Publics gather around these vulnerable life forms to mitigate crises and preserve biodiversity. In Great Britain and Scotland, the nonprofit Froglife works to rebuild wetland and pond habitats in urban areas and help frogs and toads cross roads during spawning season. For twenty years volunteers with the Toads on Roads project have documented crossing sites, pushed road builders to install “wildlife crossings,” and manually hauled over 60,000 animals a year in buckets during “toad patrols.” The Living Water project “is creating and restoring prime wildlife habitats in gardens and parks throughout London and Glasgow.”**** They do this partly by using a chemical called rotenone to kill invasive stickleback fish that prey on tadpoles and newt larvae.
Bruno Latour tells a story about toad ethologists who “transformed the mores of these creatures into indisputable essences, and this in turn obliged highway builders to hollow out costly ‘toadways’ in their embankments, so that the toads could get back to their birthplace to lay their eggs.” But the toads rejected the “costly and dangerous tunnels” in favor of the new ponds on the road embankments. “After the experiment, the location of the egg-laying site was thus transformed from essence to habit: what was not negotiable became negotiable.”*****
These little toad worlds are different than approaching “the environment” as a pre-human thing out there that becomes perceptible through its decimation or conversion into resources (whether sustainable or not). The capacities of ecological beings to act on and in the world have become less about timeless essences and more of a set of problems in engineering and behavior modification within a common world -- problems to which nonhumans sometimes find their own surprising solutions in excess of objectifying knowledge that claims to know how things should be. The learned and shared behaviors of toads and humans change.
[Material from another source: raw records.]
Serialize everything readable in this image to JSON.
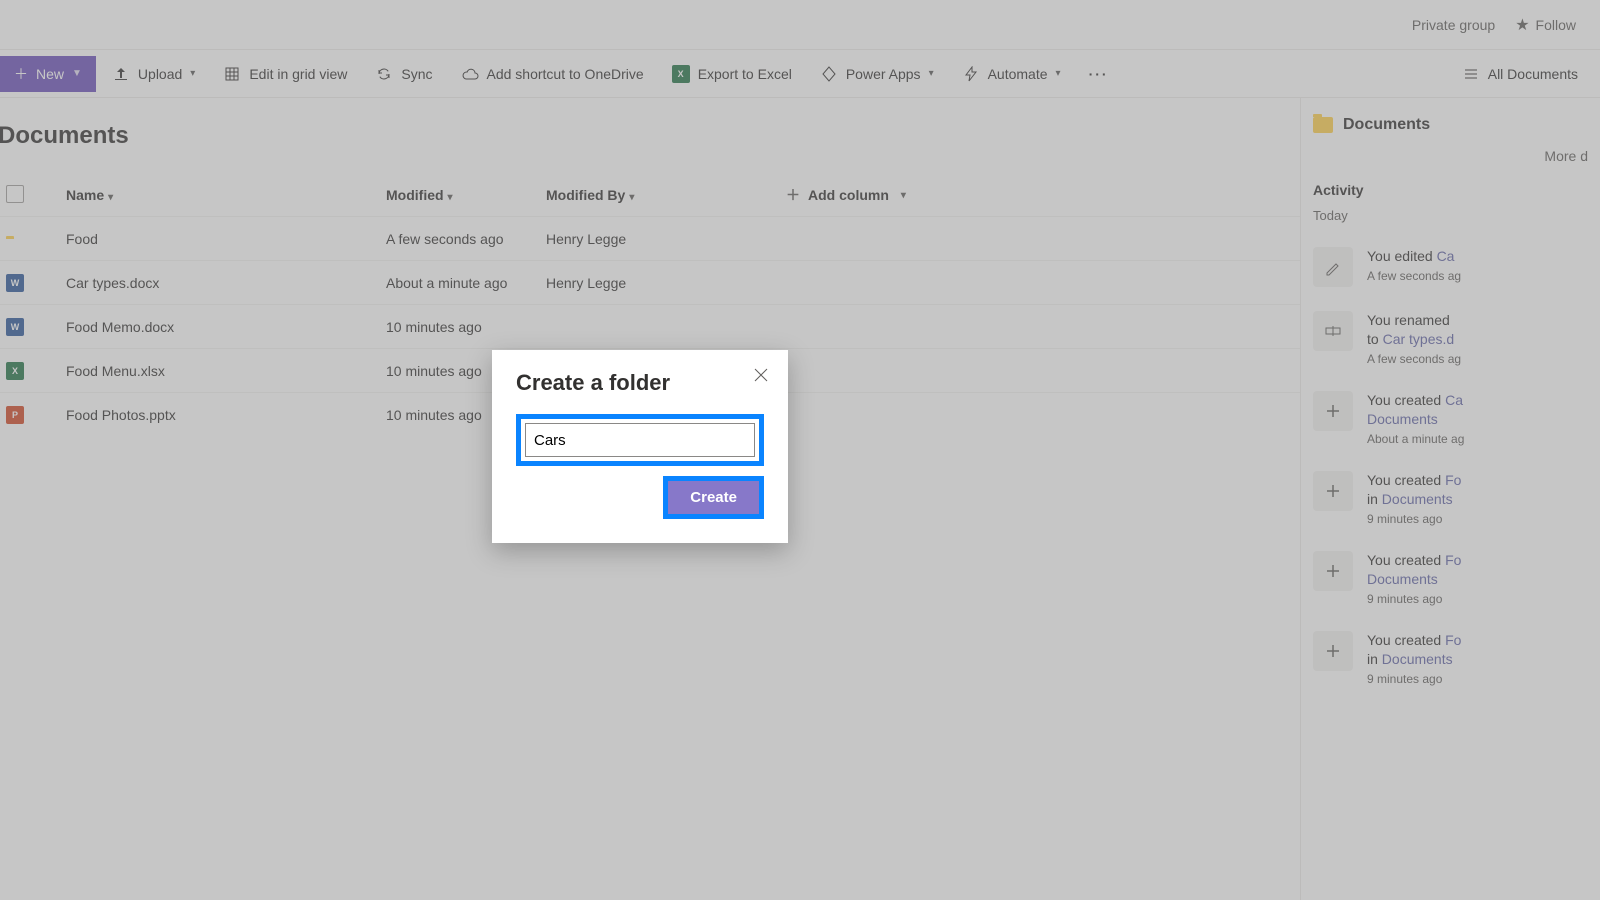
{
  "topbar": {
    "privacy": "Private group",
    "follow": "Follow"
  },
  "commands": {
    "new": "New",
    "upload": "Upload",
    "editgrid": "Edit in grid view",
    "sync": "Sync",
    "shortcut": "Add shortcut to OneDrive",
    "export": "Export to Excel",
    "powerapps": "Power Apps",
    "automate": "Automate",
    "viewname": "All Documents"
  },
  "page": {
    "title": "Documents"
  },
  "columns": {
    "name": "Name",
    "modified": "Modified",
    "modifiedby": "Modified By",
    "addcolumn": "Add column"
  },
  "rows": [
    {
      "icon": "folder",
      "name": "Food",
      "modified": "A few seconds ago",
      "by": "Henry Legge"
    },
    {
      "icon": "docx",
      "name": "Car types.docx",
      "modified": "About a minute ago",
      "by": "Henry Legge"
    },
    {
      "icon": "docx",
      "name": "Food Memo.docx",
      "modified": "10 minutes ago",
      "by": ""
    },
    {
      "icon": "xlsx",
      "name": "Food Menu.xlsx",
      "modified": "10 minutes ago",
      "by": ""
    },
    {
      "icon": "pptx",
      "name": "Food Photos.pptx",
      "modified": "10 minutes ago",
      "by": ""
    }
  ],
  "sidepanel": {
    "title": "Documents",
    "more": "More d",
    "activity_hdr": "Activity",
    "today": "Today",
    "items": [
      {
        "icon": "edit",
        "line1a": "You edited ",
        "link1": "Ca",
        "line2": "",
        "time": "A few seconds ag"
      },
      {
        "icon": "rename",
        "line1a": "You renamed ",
        "link1": "",
        "line2_pre": "to ",
        "link2": "Car types.d",
        "time": "A few seconds ag"
      },
      {
        "icon": "add",
        "line1a": "You created ",
        "link1": "Ca",
        "line2_pre": "",
        "link2": "Documents",
        "time": "About a minute ag"
      },
      {
        "icon": "add",
        "line1a": "You created ",
        "link1": "Fo",
        "line2_pre": "in ",
        "link2": "Documents",
        "time": "9 minutes ago"
      },
      {
        "icon": "add",
        "line1a": "You created ",
        "link1": "Fo",
        "line2_pre": "",
        "link2": "Documents",
        "time": "9 minutes ago"
      },
      {
        "icon": "add",
        "line1a": "You created ",
        "link1": "Fo",
        "line2_pre": "in ",
        "link2": "Documents",
        "time": "9 minutes ago"
      }
    ]
  },
  "dialog": {
    "title": "Create a folder",
    "input_value": "Cars",
    "create": "Create"
  }
}
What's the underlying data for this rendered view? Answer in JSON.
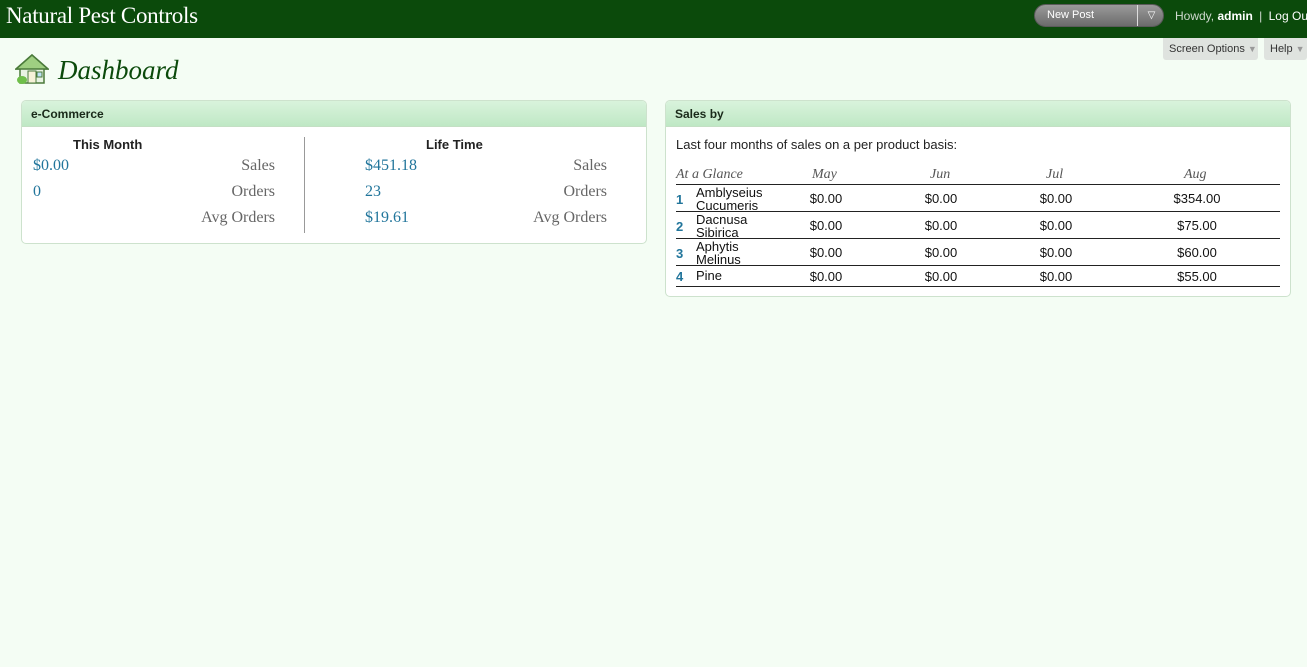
{
  "header": {
    "site_title": "Natural Pest Controls",
    "favorite_action": "New Post",
    "howdy_prefix": "Howdy,",
    "username": "admin",
    "separator": "|",
    "logout": "Log Out",
    "background": "#0b4a0b"
  },
  "screen_meta": {
    "screen_options": "Screen Options",
    "help": "Help"
  },
  "page": {
    "title": "Dashboard",
    "title_color": "#0b4a0b"
  },
  "ecommerce": {
    "title": "e-Commerce",
    "this_month": {
      "heading": "This Month",
      "sales_value": "$0.00",
      "sales_label": "Sales",
      "orders_value": "0",
      "orders_label": "Orders",
      "avg_label": "Avg Orders"
    },
    "life_time": {
      "heading": "Life Time",
      "sales_value": "$451.18",
      "sales_label": "Sales",
      "orders_value": "23",
      "orders_label": "Orders",
      "avg_value": "$19.61",
      "avg_label": "Avg Orders"
    }
  },
  "sales_by": {
    "title": "Sales by",
    "description": "Last four months of sales on a per product basis:",
    "columns": [
      "At a Glance",
      "May",
      "Jun",
      "Jul",
      "Aug"
    ],
    "rows": [
      {
        "rank": "1",
        "name_line1": "Amblyseius",
        "name_line2": "Cucumeris",
        "may": "$0.00",
        "jun": "$0.00",
        "jul": "$0.00",
        "aug": "$354.00"
      },
      {
        "rank": "2",
        "name_line1": "Dacnusa",
        "name_line2": "Sibirica",
        "may": "$0.00",
        "jun": "$0.00",
        "jul": "$0.00",
        "aug": "$75.00"
      },
      {
        "rank": "3",
        "name_line1": "Aphytis",
        "name_line2": "Melinus",
        "may": "$0.00",
        "jun": "$0.00",
        "jul": "$0.00",
        "aug": "$60.00"
      },
      {
        "rank": "4",
        "name_line1": "Pine",
        "name_line2": "",
        "may": "$0.00",
        "jun": "$0.00",
        "jul": "$0.00",
        "aug": "$55.00"
      }
    ]
  }
}
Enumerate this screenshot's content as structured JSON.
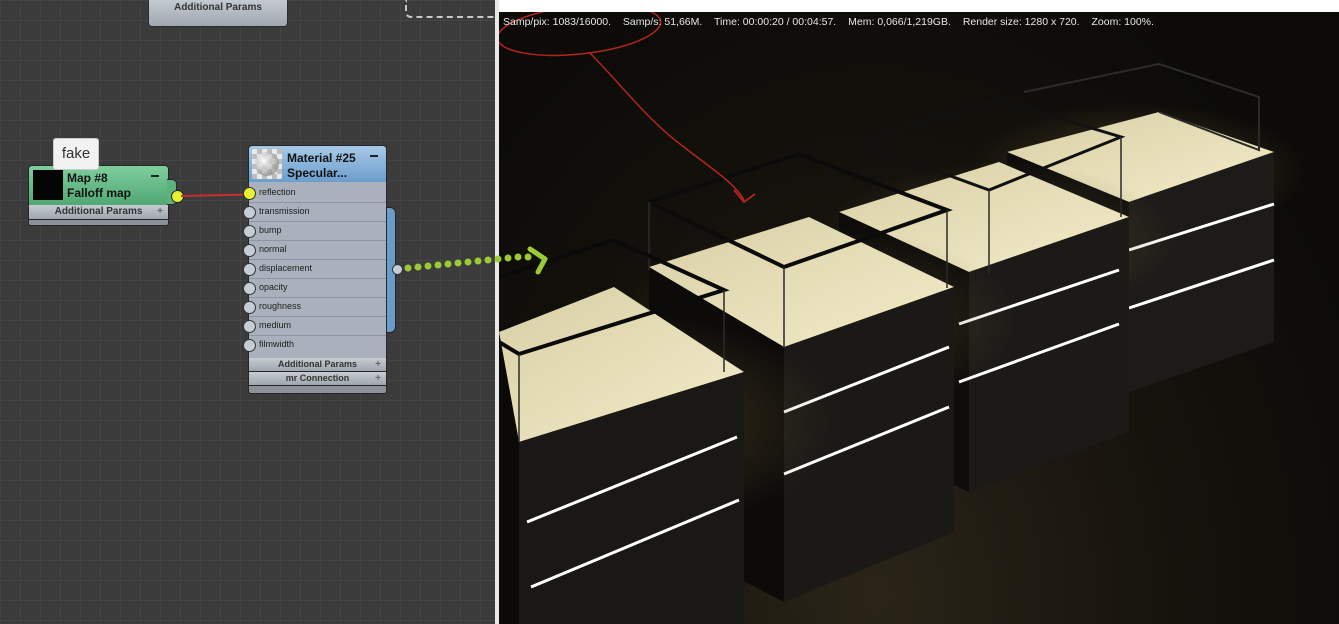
{
  "editor": {
    "top_stub_label": "Additional Params",
    "tooltip": "fake",
    "map_node": {
      "title_line1": "Map #8",
      "title_line2": "Falloff map",
      "footer": "Additional Params"
    },
    "material_node": {
      "title_line1": "Material #25",
      "title_line2": "Specular...",
      "slots": [
        "reflection",
        "transmission",
        "bump",
        "normal",
        "displacement",
        "opacity",
        "roughness",
        "medium",
        "filmwidth"
      ],
      "active_slot": "reflection",
      "footers": [
        "Additional Params",
        "mr Connection"
      ]
    }
  },
  "render": {
    "status": [
      "Samp/pix: 1083/16000.",
      "Samp/s: 51,66M.",
      "Time: 00:00:20 / 00:04:57.",
      "Mem: 0,066/1,219GB.",
      "Render size: 1280 x 720.",
      "Zoom: 100%."
    ]
  },
  "colors": {
    "map_node": "#4fa773",
    "material_node": "#6a9ccb",
    "wire": "#c72f2f",
    "dotted_arrow": "#9acb34",
    "annotation": "#b3261e"
  }
}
Landscape patches emerge through these collective behaviors, through extended or collaborative bodies like the toads-in-human-carried-buckets living machines.
Intimacies and couplings are taking shape here. People are helping toads mate, and toad sounds wrap couples in romantic soundscapes. Children learn to talk, listen, and love nature by relating to toad vocalizations. Teens experiment with toad secretions. Scientific and conservationist communities gather. Friendships and careers are made. “We”s and worlds firm up.
* Anna Lowenhaupt Tsing, Friction: An Ethnography of Global Connection, Princeton: Princeton University Press, 2005, p. 154.
** “Qualia” are sensations or feelings (not meanings) in response to aesthetic forms like sounds, colors, or gestures. Conservation and habitat restoration efforts can be driven by desires to preserve nature or the environment as an asset for quality of life in urban areas, and/or by an ethical orientation that protects species for their own sake, in political support of their autonomous existence. The latter orientation has to deal with questions of who belongs and how to control unwanted/invasive populations. Despite being the major ecological source of habitat destruction, humans are, of course, excluded from consideration in invasive species eradication programs.
***** Bruno Latour, Politics of Nature: How to Bring the Sciences into Democracy, Cambridge and London: Harvard University Press (2004), 87.